◆ **Exercise goal**
What is needed is an exact printout of all the data.

Stored entries
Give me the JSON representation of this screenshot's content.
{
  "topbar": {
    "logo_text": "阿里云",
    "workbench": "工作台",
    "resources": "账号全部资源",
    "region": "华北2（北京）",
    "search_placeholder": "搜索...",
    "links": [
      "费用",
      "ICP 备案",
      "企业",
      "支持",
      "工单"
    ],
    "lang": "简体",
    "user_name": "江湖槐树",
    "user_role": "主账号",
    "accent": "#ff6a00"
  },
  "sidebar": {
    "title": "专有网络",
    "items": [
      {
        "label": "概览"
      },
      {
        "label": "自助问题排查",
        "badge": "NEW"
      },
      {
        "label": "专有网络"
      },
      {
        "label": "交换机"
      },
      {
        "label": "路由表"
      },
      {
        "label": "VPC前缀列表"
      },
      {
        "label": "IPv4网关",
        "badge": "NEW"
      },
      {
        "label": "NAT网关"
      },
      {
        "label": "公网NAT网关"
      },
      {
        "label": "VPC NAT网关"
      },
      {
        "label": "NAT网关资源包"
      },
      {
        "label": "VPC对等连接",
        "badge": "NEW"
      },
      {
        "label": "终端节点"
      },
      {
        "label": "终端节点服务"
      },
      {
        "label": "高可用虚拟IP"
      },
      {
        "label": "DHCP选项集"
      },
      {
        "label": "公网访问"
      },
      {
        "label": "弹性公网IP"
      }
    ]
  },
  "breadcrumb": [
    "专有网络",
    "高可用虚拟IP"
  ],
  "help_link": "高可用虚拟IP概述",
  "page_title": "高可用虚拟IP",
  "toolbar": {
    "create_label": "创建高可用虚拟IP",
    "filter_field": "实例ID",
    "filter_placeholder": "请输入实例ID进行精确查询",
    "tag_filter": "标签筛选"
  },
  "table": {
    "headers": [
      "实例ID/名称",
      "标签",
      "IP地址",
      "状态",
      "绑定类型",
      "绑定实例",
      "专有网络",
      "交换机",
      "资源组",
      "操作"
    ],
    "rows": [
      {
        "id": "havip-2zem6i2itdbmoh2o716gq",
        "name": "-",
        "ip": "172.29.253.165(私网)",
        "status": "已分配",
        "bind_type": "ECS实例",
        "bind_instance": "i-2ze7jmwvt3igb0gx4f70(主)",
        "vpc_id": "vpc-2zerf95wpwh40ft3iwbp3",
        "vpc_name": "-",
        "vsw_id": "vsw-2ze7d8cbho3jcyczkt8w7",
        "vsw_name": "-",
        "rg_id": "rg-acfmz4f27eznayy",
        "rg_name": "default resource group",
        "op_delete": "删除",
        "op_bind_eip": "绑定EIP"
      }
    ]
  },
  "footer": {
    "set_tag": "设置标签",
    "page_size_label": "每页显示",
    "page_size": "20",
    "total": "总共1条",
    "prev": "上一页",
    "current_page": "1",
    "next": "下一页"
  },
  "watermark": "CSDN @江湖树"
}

◆ **Problem solution**
Give me the JSON representation of this screenshot's content.
{
  "topbar": {
    "logo_text": "阿里云",
    "workbench": "工作台",
    "resources": "账号全部资源",
    "region": "华北2（北京）",
    "search_placeholder": "搜索...",
    "links": [
      "费用",
      "ICP 备案",
      "企业",
      "支持",
      "工单"
    ],
    "lang": "简体",
    "user_name": "江湖槐树",
    "user_role": "主账号",
    "accent": "#ff6a00"
  },
  "sidebar": {
    "title": "专有网络",
    "items": [
      {
        "label": "概览"
      },
      {
        "label": "自助问题排查",
        "badge": "NEW"
      },
      {
        "label": "专有网络"
      },
      {
        "label": "交换机"
      },
      {
        "label": "路由表"
      },
      {
        "label": "VPC前缀列表"
      },
      {
        "label": "IPv4网关",
        "badge": "NEW"
      },
      {
        "label": "NAT网关"
      },
      {
        "label": "公网NAT网关"
      },
      {
        "label": "VPC NAT网关"
      },
      {
        "label": "NAT网关资源包"
      },
      {
        "label": "VPC对等连接",
        "badge": "NEW"
      },
      {
        "label": "终端节点"
      },
      {
        "label": "终端节点服务"
      },
      {
        "label": "高可用虚拟IP"
      },
      {
        "label": "DHCP选项集"
      },
      {
        "label": "公网访问"
      },
      {
        "label": "弹性公网IP"
      }
    ]
  },
  "breadcrumb": [
    "专有网络",
    "高可用虚拟IP"
  ],
  "help_link": "高可用虚拟IP概述",
  "page_title": "高可用虚拟IP",
  "toolbar": {
    "create_label": "创建高可用虚拟IP",
    "filter_field": "实例ID",
    "filter_placeholder": "请输入实例ID进行精确查询",
    "tag_filter": "标签筛选"
  },
  "table": {
    "headers": [
      "实例ID/名称",
      "标签",
      "IP地址",
      "状态",
      "绑定类型",
      "绑定实例",
      "专有网络",
      "交换机",
      "资源组",
      "操作"
    ],
    "rows": [
      {
        "id": "havip-2zem6i2itdbmoh2o716gq",
        "name": "-",
        "ip": "172.29.253.165(私网)",
        "status": "已分配",
        "bind_type": "ECS实例",
        "bind_instance": "i-2ze7jmwvt3igb0gx4f70(主)",
        "vpc_id": "vpc-2zerf95wpwh40ft3iwbp3",
        "vpc_name": "-",
        "vsw_id": "vsw-2ze7d8cbho3jcyczkt8w7",
        "vsw_name": "-",
        "rg_id": "rg-acfmz4f27eznayy",
        "rg_name": "default resource group",
        "op_delete": "删除",
        "op_bind_eip": "绑定EIP"
      }
    ]
  },
  "footer": {
    "set_tag": "设置标签",
    "page_size_label": "每页显示",
    "page_size": "20",
    "total": "总共1条",
    "prev": "上一页",
    "current_page": "1",
    "next": "下一页"
  },
  "watermark": "CSDN @江湖树"
}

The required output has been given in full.